If supporting RCS is simply not going to happen in iOS, Apple could instead make sure its Messages app is making the most of the limited bandwidth available within SMS and MMS.
Perhaps when photos and videos are sent over MMS, which was never designed for the double- and triple-lens cameras on phones we have today, Apple’s Messages app could proactively suggest sending an iCloud link instead of a grungy compressed picture that now looks unrecognizable. This could work similarly to a feature that’s currently in Google Photos, where you can select a number of photos and generate a web link to share with your friends or family members.
And perhaps, similar to how Apple recently brought a version of FaceTime to the web for Android and Windows users, maybe it could create a version of iMessage that is viewable on the web. This could benefit its existing iPhone customers who would like to access iMessage from a Windows PC or Chromebook, while also allowing Android phone owners to view messages and other shared content the same way an iPhone user would. This idea would still be annoying for Android users, but it’s better than receiving texts out of order during fast-flowing group chats.

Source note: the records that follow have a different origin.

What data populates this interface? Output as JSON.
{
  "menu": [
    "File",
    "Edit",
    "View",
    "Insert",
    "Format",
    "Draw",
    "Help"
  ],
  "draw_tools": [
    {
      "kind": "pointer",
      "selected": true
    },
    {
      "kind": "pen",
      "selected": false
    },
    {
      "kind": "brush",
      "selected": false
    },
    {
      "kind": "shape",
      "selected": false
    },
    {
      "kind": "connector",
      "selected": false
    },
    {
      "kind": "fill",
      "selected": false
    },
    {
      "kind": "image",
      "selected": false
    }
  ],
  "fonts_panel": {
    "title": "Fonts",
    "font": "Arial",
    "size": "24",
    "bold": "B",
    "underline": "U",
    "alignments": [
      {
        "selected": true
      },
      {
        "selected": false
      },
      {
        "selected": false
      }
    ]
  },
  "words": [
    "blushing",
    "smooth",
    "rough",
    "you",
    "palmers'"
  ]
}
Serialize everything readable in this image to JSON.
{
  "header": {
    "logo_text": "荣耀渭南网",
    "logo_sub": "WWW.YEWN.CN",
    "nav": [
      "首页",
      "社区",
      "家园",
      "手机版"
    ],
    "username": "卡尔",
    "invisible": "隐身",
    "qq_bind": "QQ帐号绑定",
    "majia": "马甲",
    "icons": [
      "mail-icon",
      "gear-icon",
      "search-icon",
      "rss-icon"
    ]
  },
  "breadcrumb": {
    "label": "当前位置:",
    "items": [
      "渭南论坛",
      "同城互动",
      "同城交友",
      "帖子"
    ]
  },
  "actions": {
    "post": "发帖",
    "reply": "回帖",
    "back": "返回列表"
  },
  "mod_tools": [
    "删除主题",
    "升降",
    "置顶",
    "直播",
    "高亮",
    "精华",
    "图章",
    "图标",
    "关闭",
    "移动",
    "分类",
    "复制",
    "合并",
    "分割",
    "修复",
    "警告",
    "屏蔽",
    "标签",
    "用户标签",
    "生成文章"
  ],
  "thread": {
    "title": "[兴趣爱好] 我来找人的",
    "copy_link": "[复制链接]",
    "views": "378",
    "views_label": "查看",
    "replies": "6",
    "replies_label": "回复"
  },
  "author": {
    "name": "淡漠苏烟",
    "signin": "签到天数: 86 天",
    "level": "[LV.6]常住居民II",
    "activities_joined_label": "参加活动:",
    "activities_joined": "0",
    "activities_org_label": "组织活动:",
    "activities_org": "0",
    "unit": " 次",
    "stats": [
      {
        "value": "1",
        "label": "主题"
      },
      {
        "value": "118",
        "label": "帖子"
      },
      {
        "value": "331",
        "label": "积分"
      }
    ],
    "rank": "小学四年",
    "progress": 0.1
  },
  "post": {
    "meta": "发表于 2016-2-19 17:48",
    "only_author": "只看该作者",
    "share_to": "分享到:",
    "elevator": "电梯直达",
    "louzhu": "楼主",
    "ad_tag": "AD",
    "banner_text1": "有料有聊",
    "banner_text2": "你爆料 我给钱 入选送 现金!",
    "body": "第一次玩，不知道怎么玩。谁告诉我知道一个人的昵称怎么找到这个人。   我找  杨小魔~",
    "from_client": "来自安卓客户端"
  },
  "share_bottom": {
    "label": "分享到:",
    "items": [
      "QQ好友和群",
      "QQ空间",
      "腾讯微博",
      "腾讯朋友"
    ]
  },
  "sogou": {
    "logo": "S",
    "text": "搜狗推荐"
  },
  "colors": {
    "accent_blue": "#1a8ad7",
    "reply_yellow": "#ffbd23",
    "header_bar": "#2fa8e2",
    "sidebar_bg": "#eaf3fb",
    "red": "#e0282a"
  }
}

Build iMessage for Android
One of the most surprising revelations from last year’s Apple vs. Epic trial was that Apple did indeed discuss building an iMessage client for Android back in 2013. But Apple executives passed on the idea over concerns about the competition. The possibility of Google buying WhatsApp worried Apple, and the company also feared that bringing iMessage to Android could make it easier for iPhone owners to switch to Google’s phone platform, as the WSJ story pointed out.
But much has changed in the years since, including Facebook’s purchase of WhatsApp instead of Google. Although Apple has opened up some of its products like FaceTime, it also relies on its services to lock in iPhone customers.
On the other hand, bringing iMessage to Android could instead draw more customers to Apple’s iPhone ecosystem. It’s a strategy that worked way back in the 2000s, when launching iTunes on Windows considerably increased the customer base for Apple’s music store. Sure, it might convince some iPhone customers to jump ship and switch to Android. But it could also help Apple reach a wider audience by exposing Android users to its products and services.
What do you think of iMessage’s green bubbles? Would you want RCS to come to the iPhone? Or would you rather everyone you know just use iMessage? Talk about it in the comments.